The neonatal nurse practitioner (NNP) major in the Duke MSN Program prepares students to provide nursing care for low- and high-risk neonates and their families in a variety of settings. Coursework includes pathophysiology, pharmacology, and physical assessment and diagnostic reasoning across the lifespan, meeting LACE requirements for practice. Emphasis is placed on family-centered, culturally sensitive care. Students receive one-on-one clinical practice experience in diverse settings such as neonatal intensive care units, neonatal transitional care and step-down units, pediatric/neonatal surgery and radiology, pediatric/neonatal transport, and stabilization of the neonate in the delivery room.
NNP graduates are prepared to manage infant caseloads in collaboration with other health care providers, educate families and staff, and conduct research.
- Expert faculty who are active in clinical practice and research
- Access to top quality medical library resources
Learn more about our curriculum and matriculation plans.
Additional Admissions Information

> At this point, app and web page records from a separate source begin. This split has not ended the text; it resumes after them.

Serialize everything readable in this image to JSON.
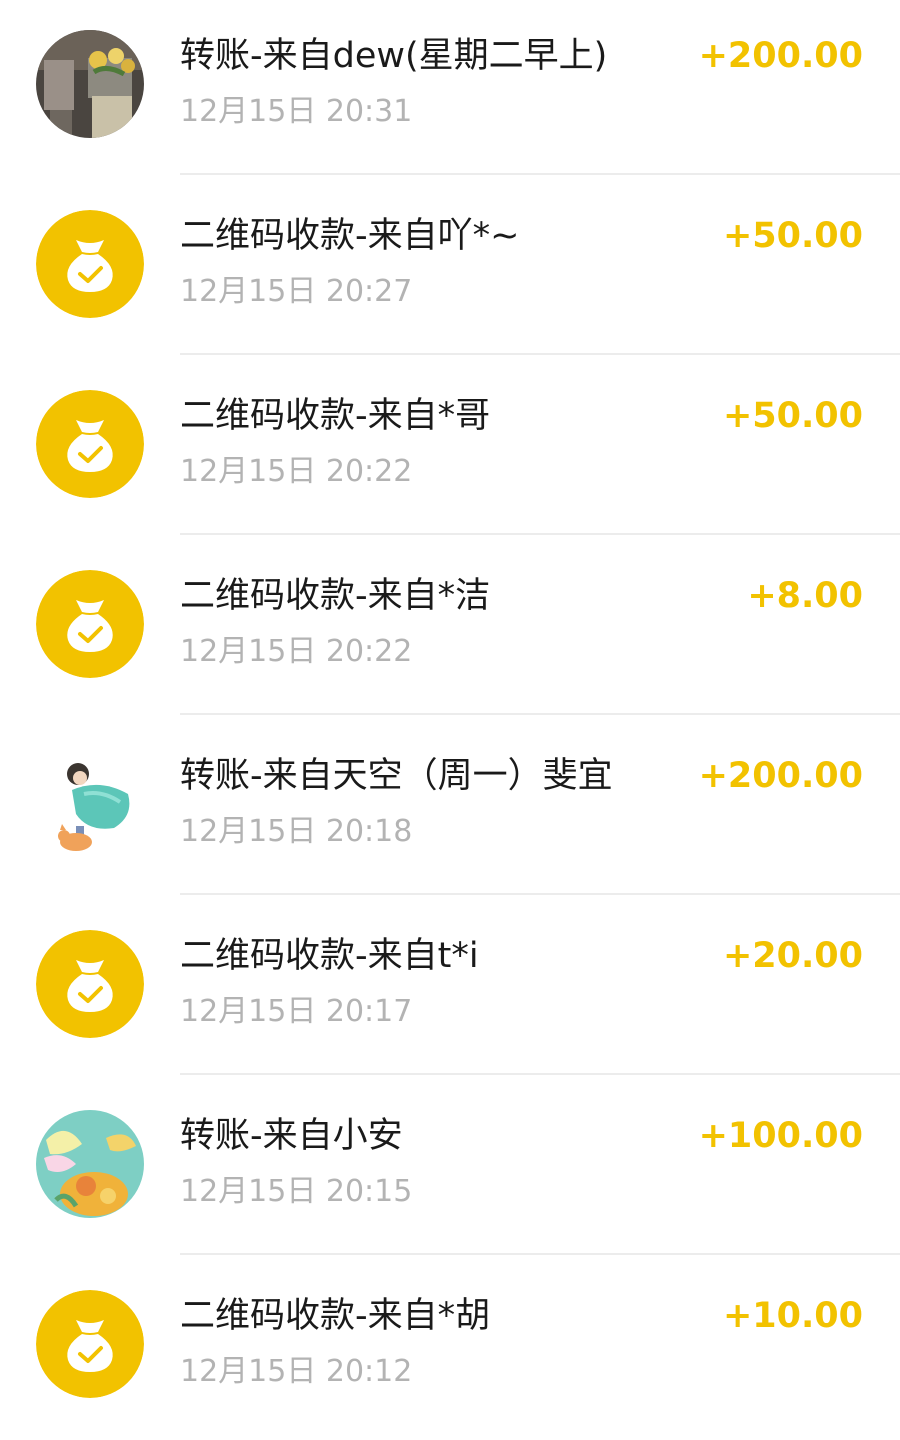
{
  "colors": {
    "amount": "#f2c200",
    "qr_icon_bg": "#f2c200",
    "time": "#b3b3b3",
    "divider": "#ececec"
  },
  "transactions": [
    {
      "title": "转账-来自dew(星期二早上)",
      "time": "12月15日 20:31",
      "amount": "+200.00",
      "icon": "avatar-photo-plants"
    },
    {
      "title": "二维码收款-来自吖*~",
      "time": "12月15日 20:27",
      "amount": "+50.00",
      "icon": "money-bag-check-icon"
    },
    {
      "title": "二维码收款-来自*哥",
      "time": "12月15日 20:22",
      "amount": "+50.00",
      "icon": "money-bag-check-icon"
    },
    {
      "title": "二维码收款-来自*洁",
      "time": "12月15日 20:22",
      "amount": "+8.00",
      "icon": "money-bag-check-icon"
    },
    {
      "title": "转账-来自天空（周一）斐宜",
      "time": "12月15日 20:18",
      "amount": "+200.00",
      "icon": "avatar-illustration-girl-cat"
    },
    {
      "title": "二维码收款-来自t*i",
      "time": "12月15日 20:17",
      "amount": "+20.00",
      "icon": "money-bag-check-icon"
    },
    {
      "title": "转账-来自小安",
      "time": "12月15日 20:15",
      "amount": "+100.00",
      "icon": "avatar-illustration-butterfly"
    },
    {
      "title": "二维码收款-来自*胡",
      "time": "12月15日 20:12",
      "amount": "+10.00",
      "icon": "money-bag-check-icon"
    }
  ]
}
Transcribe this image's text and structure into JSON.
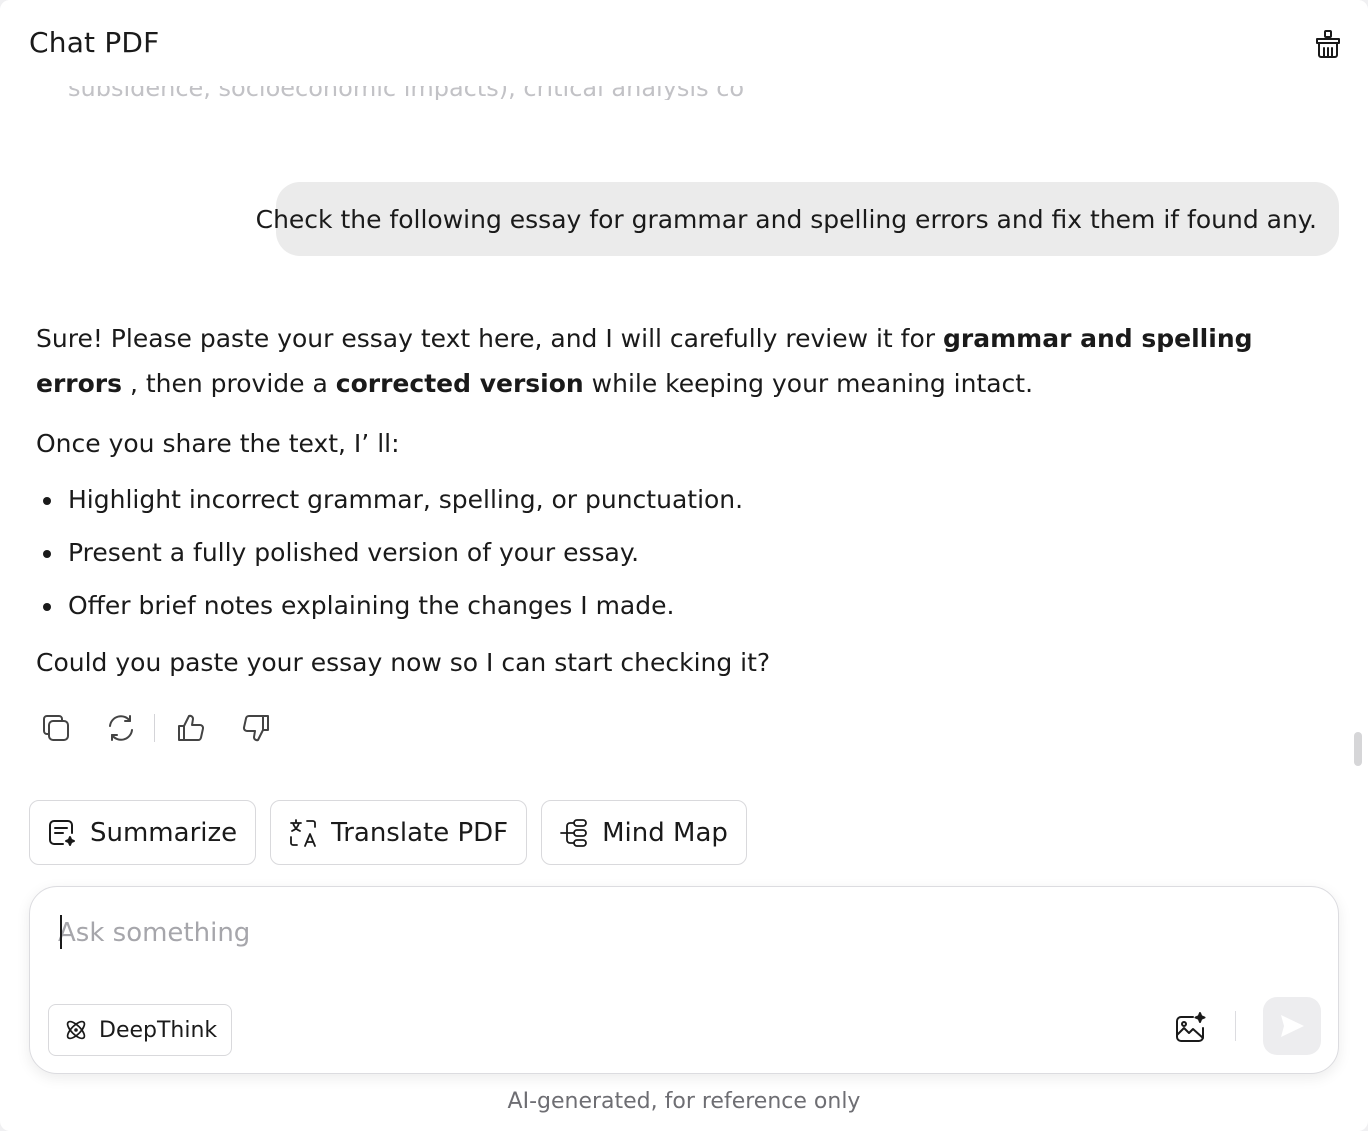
{
  "header": {
    "title": "Chat PDF",
    "clear_icon": "trash-icon"
  },
  "history": {
    "faded_text": "subsidence, socioeconomic impacts), critical analysis co"
  },
  "user_message": {
    "text": "Check the following essay for grammar and spelling errors and fix them if found any."
  },
  "assistant_message": {
    "p1_a": "Sure! Please paste your essay text here, and I will carefully review it for ",
    "p1_b": "grammar and spelling errors",
    "p1_c": " , then provide a ",
    "p1_d": "corrected version",
    "p1_e": " while keeping your meaning intact.",
    "p2": "Once you share the text, I’ ll:",
    "bullets": [
      "Highlight incorrect grammar, spelling, or punctuation.",
      "Present a fully polished version of your essay.",
      "Offer brief notes explaining the changes I made."
    ],
    "p3": "Could you paste your essay now so I can start checking it?"
  },
  "message_actions": {
    "icons": [
      "copy-icon",
      "regenerate-icon",
      "thumbs-up-icon",
      "thumbs-down-icon"
    ]
  },
  "quick_actions": [
    {
      "label": "Summarize",
      "icon": "summarize-icon"
    },
    {
      "label": "Translate PDF",
      "icon": "translate-icon"
    },
    {
      "label": "Mind Map",
      "icon": "mind-map-icon"
    }
  ],
  "composer": {
    "placeholder": "Ask something",
    "value": "",
    "deepthink_label": "DeepThink",
    "image_icon": "image-sparkle-icon",
    "send_icon": "send-icon"
  },
  "footer": {
    "disclaimer": "AI-generated, for reference only"
  },
  "colors": {
    "bubble": "#ebebeb",
    "border": "#d9d9dc",
    "placeholder": "#a6a6ab",
    "send_disabled": "#ededef"
  }
}
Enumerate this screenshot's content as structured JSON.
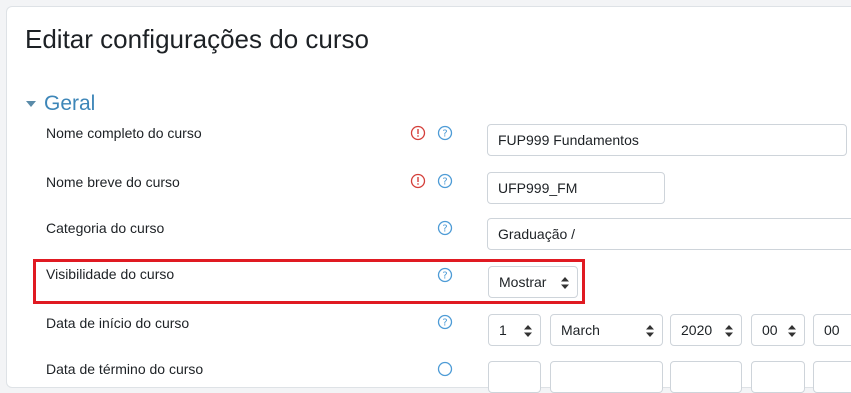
{
  "page": {
    "title": "Editar configurações do curso"
  },
  "section": {
    "title": "Geral"
  },
  "fields": {
    "fullname": {
      "label": "Nome completo do curso",
      "value": "FUP999 Fundamentos"
    },
    "shortname": {
      "label": "Nome breve do curso",
      "value": "UFP999_FM"
    },
    "category": {
      "label": "Categoria do curso",
      "value": "Graduação /"
    },
    "visibility": {
      "label": "Visibilidade do curso",
      "value": "Mostrar"
    },
    "startdate": {
      "label": "Data de início do curso",
      "day": "1",
      "month": "March",
      "year": "2020",
      "hour": "00",
      "minute": "00"
    },
    "enddate": {
      "label": "Data de término do curso"
    }
  },
  "colors": {
    "accent": "#3d86b8",
    "required": "#d43f3a",
    "help": "#4d9bd6",
    "highlight": "#e01a22"
  },
  "icons": {
    "required": "exclamation-circle-icon",
    "help": "question-circle-icon",
    "section": "caret-down-icon",
    "select": "updown-arrows-icon"
  }
}
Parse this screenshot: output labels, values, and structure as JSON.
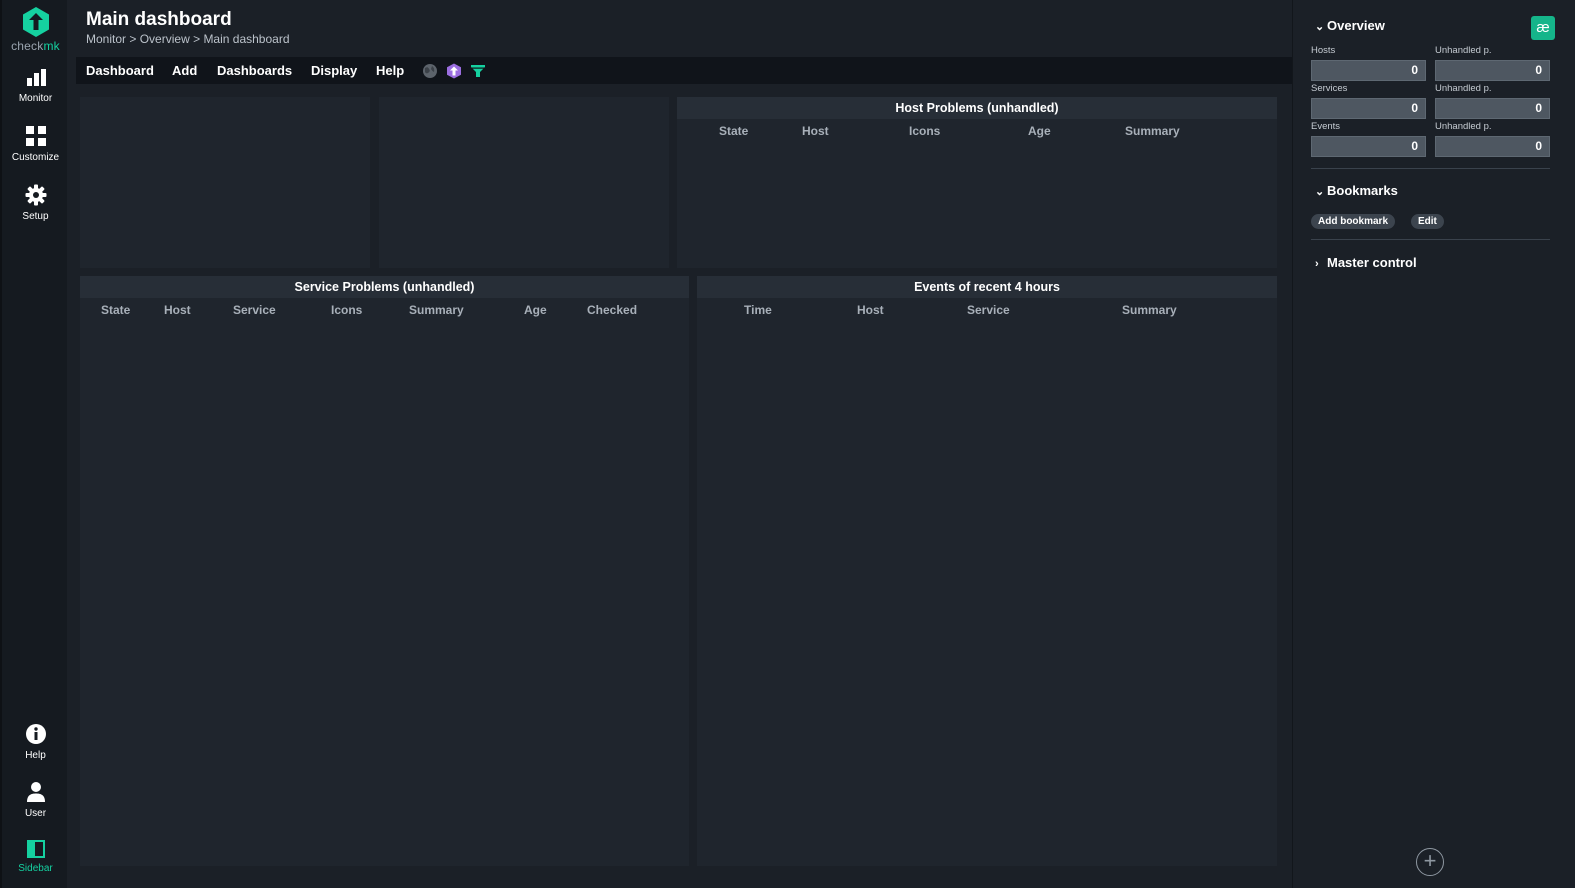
{
  "brand": {
    "prefix": "check",
    "suffix": "mk"
  },
  "nav": {
    "monitor": "Monitor",
    "customize": "Customize",
    "setup": "Setup",
    "help": "Help",
    "user": "User",
    "sidebar": "Sidebar"
  },
  "page": {
    "title": "Main dashboard",
    "breadcrumb": [
      "Monitor",
      "Overview",
      "Main dashboard"
    ],
    "breadcrumb_sep": ">"
  },
  "menu": {
    "dashboard": "Dashboard",
    "add": "Add",
    "dashboards": "Dashboards",
    "display": "Display",
    "help": "Help"
  },
  "dashlets": {
    "host_problems": {
      "title": "Host Problems (unhandled)",
      "columns": [
        "State",
        "Host",
        "Icons",
        "Age",
        "Summary"
      ]
    },
    "service_problems": {
      "title": "Service Problems (unhandled)",
      "columns": [
        "State",
        "Host",
        "Service",
        "Icons",
        "Summary",
        "Age",
        "Checked"
      ]
    },
    "events": {
      "title": "Events of recent 4 hours",
      "columns": [
        "Time",
        "Host",
        "Service",
        "Summary"
      ]
    }
  },
  "sidebar": {
    "badge": "æ",
    "overview": {
      "title": "Overview",
      "rows": [
        {
          "label": "Hosts",
          "value": "0",
          "unhandled_label": "Unhandled p.",
          "unhandled_value": "0"
        },
        {
          "label": "Services",
          "value": "0",
          "unhandled_label": "Unhandled p.",
          "unhandled_value": "0"
        },
        {
          "label": "Events",
          "value": "0",
          "unhandled_label": "Unhandled p.",
          "unhandled_value": "0"
        }
      ]
    },
    "bookmarks": {
      "title": "Bookmarks",
      "add_label": "Add bookmark",
      "edit_label": "Edit"
    },
    "master_control": {
      "title": "Master control"
    }
  },
  "colors": {
    "accent": "#15d1a0",
    "background": "#1b2027",
    "dashlet": "#1f252d",
    "nav": "#151a20"
  },
  "icons": {
    "logo": "checkmk-logo-icon",
    "monitor": "bar-chart-icon",
    "customize": "grid-icon",
    "setup": "gear-icon",
    "help": "info-icon",
    "user": "user-icon",
    "sidebar": "sidebar-toggle-icon"
  }
}
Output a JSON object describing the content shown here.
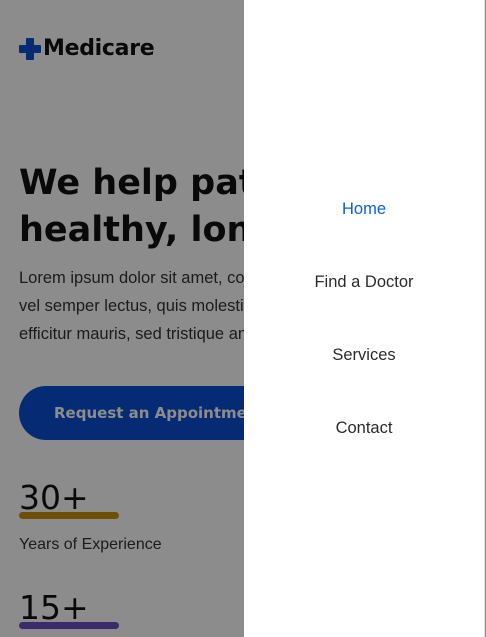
{
  "brand": {
    "name": "Medicare",
    "icon": "plus-cross-icon",
    "color": "#0a4fd6"
  },
  "hero": {
    "title_line1": "We help patients live a",
    "title_line2": "healthy, longer life.",
    "desc_line1": "Lorem ipsum dolor sit amet, consectetur adipiscing elit. Integer",
    "desc_line2": "vel semper lectus, quis molestie metus. Nulla facilisi. Morbi",
    "desc_line3": "efficitur mauris, sed tristique ante ultrices at.",
    "cta_label": "Request an Appointment"
  },
  "stats": [
    {
      "value": "30+",
      "label": "Years of Experience",
      "bar_color": "#f0a500"
    },
    {
      "value": "15+",
      "label": "",
      "bar_color": "#8a63e6"
    }
  ],
  "nav": {
    "items": [
      {
        "label": "Home",
        "active": true
      },
      {
        "label": "Find a Doctor",
        "active": false
      },
      {
        "label": "Services",
        "active": false
      },
      {
        "label": "Contact",
        "active": false
      }
    ],
    "active_color": "#0a5fdc"
  }
}
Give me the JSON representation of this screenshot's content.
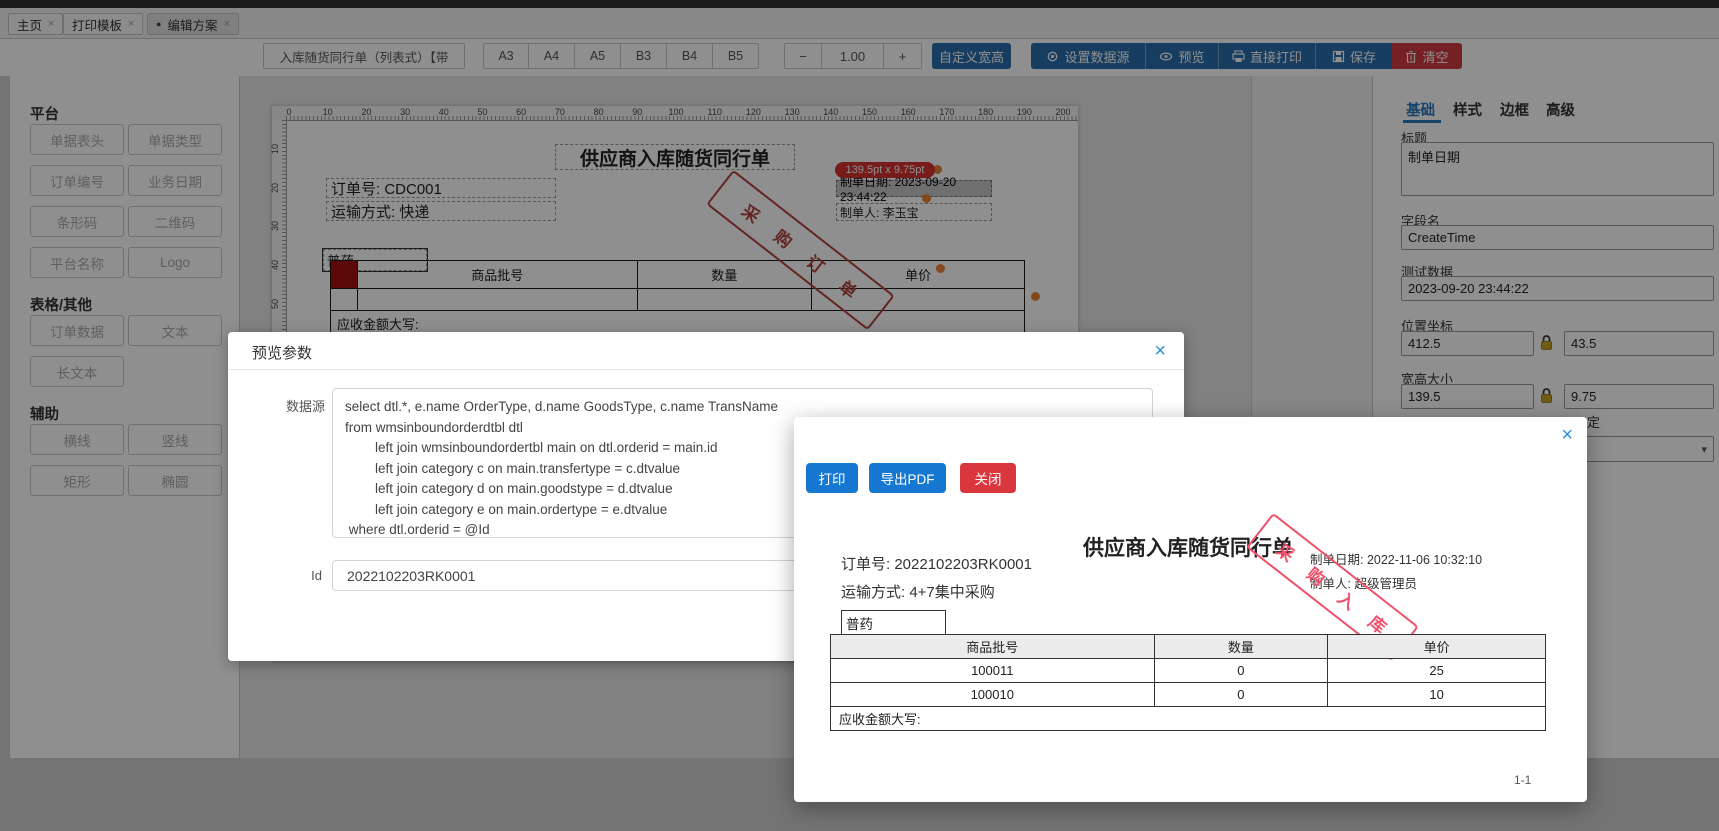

Successful students in this advanced practice program have a strong clinical foundation. The equivalent of two years of full-time clinical practice experience within the last five years as a registered nurse (RN) in the care of critically ill neonates or infants in critical care inpatient settings is required before a student begins clinical courses. Students may enroll in preclinical courses while obtaining the necessary practice experience.
At time of application, students must have current Neonatal Resuscitation Provider and Basic Life Support certificates and maintain them throughout the program of study.
Letters of Recommendation
Students are encouraged to submit recommendations from mentors or colleagues who can speak to their preparedness for graduate-level education and advanced clinical practice.
Recommendations submitted by neonatologists, neonatal unit nurse managers, or neonatal advanced practice nurses (NNP) are required.